──────── MATERIALS PROVIDED ────────

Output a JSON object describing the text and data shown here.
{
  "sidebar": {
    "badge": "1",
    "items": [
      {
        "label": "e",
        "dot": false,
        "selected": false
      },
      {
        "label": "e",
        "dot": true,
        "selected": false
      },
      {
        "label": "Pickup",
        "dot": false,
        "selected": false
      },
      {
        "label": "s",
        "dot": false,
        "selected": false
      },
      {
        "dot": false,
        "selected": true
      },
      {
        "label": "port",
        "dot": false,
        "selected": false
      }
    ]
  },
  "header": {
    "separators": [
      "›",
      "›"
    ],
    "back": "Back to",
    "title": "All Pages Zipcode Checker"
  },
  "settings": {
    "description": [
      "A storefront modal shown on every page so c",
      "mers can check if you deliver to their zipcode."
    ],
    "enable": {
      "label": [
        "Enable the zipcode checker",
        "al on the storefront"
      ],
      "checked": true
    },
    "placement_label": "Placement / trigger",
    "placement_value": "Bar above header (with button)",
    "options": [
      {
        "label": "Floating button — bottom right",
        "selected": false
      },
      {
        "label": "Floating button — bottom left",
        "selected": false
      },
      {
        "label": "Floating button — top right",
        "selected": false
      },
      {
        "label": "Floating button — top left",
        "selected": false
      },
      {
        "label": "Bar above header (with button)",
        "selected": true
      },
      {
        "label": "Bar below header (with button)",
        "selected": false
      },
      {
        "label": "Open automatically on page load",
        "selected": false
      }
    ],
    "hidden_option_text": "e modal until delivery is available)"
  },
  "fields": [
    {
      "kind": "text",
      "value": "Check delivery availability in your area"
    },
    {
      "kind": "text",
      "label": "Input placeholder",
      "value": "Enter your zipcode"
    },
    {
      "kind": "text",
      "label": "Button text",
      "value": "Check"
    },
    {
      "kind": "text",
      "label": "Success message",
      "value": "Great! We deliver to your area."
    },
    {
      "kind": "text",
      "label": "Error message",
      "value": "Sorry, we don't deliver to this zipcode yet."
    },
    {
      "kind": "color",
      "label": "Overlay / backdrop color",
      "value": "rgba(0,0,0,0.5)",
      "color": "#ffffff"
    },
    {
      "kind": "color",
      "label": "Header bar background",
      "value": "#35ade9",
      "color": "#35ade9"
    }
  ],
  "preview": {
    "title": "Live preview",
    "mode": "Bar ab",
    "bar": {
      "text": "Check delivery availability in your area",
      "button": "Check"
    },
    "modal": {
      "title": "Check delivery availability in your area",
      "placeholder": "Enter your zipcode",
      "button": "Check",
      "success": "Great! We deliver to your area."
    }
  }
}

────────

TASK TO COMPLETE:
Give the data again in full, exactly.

SOLUTION TO THIS TASK:
Output a JSON object describing the text and data shown here.
{
  "sidebar": {
    "badge": "1",
    "items": [
      {
        "label": "e",
        "dot": false,
        "selected": false
      },
      {
        "label": "e",
        "dot": true,
        "selected": false
      },
      {
        "label": "Pickup",
        "dot": false,
        "selected": false
      },
      {
        "label": "s",
        "dot": false,
        "selected": false
      },
      {
        "dot": false,
        "selected": true
      },
      {
        "label": "port",
        "dot": false,
        "selected": false
      }
    ]
  },
  "header": {
    "separators": [
      "›",
      "›"
    ],
    "back": "Back to",
    "title": "All Pages Zipcode Checker"
  },
  "settings": {
    "description": [
      "A storefront modal shown on every page so c",
      "mers can check if you deliver to their zipcode."
    ],
    "enable": {
      "label": [
        "Enable the zipcode checker",
        "al on the storefront"
      ],
      "checked": true
    },
    "placement_label": "Placement / trigger",
    "placement_value": "Bar above header (with button)",
    "options": [
      {
        "label": "Floating button — bottom right",
        "selected": false
      },
      {
        "label": "Floating button — bottom left",
        "selected": false
      },
      {
        "label": "Floating button — top right",
        "selected": false
      },
      {
        "label": "Floating button — top left",
        "selected": false
      },
      {
        "label": "Bar above header (with button)",
        "selected": true
      },
      {
        "label": "Bar below header (with button)",
        "selected": false
      },
      {
        "label": "Open automatically on page load",
        "selected": false
      }
    ],
    "hidden_option_text": "e modal until delivery is available)"
  },
  "fields": [
    {
      "kind": "text",
      "value": "Check delivery availability in your area"
    },
    {
      "kind": "text",
      "label": "Input placeholder",
      "value": "Enter your zipcode"
    },
    {
      "kind": "text",
      "label": "Button text",
      "value": "Check"
    },
    {
      "kind": "text",
      "label": "Success message",
      "value": "Great! We deliver to your area."
    },
    {
      "kind": "text",
      "label": "Error message",
      "value": "Sorry, we don't deliver to this zipcode yet."
    },
    {
      "kind": "color",
      "label": "Overlay / backdrop color",
      "value": "rgba(0,0,0,0.5)",
      "color": "#ffffff"
    },
    {
      "kind": "color",
      "label": "Header bar background",
      "value": "#35ade9",
      "color": "#35ade9"
    }
  ],
  "preview": {
    "title": "Live preview",
    "mode": "Bar ab",
    "bar": {
      "text": "Check delivery availability in your area",
      "button": "Check"
    },
    "modal": {
      "title": "Check delivery availability in your area",
      "placeholder": "Enter your zipcode",
      "button": "Check",
      "success": "Great! We deliver to your area."
    }
  }
}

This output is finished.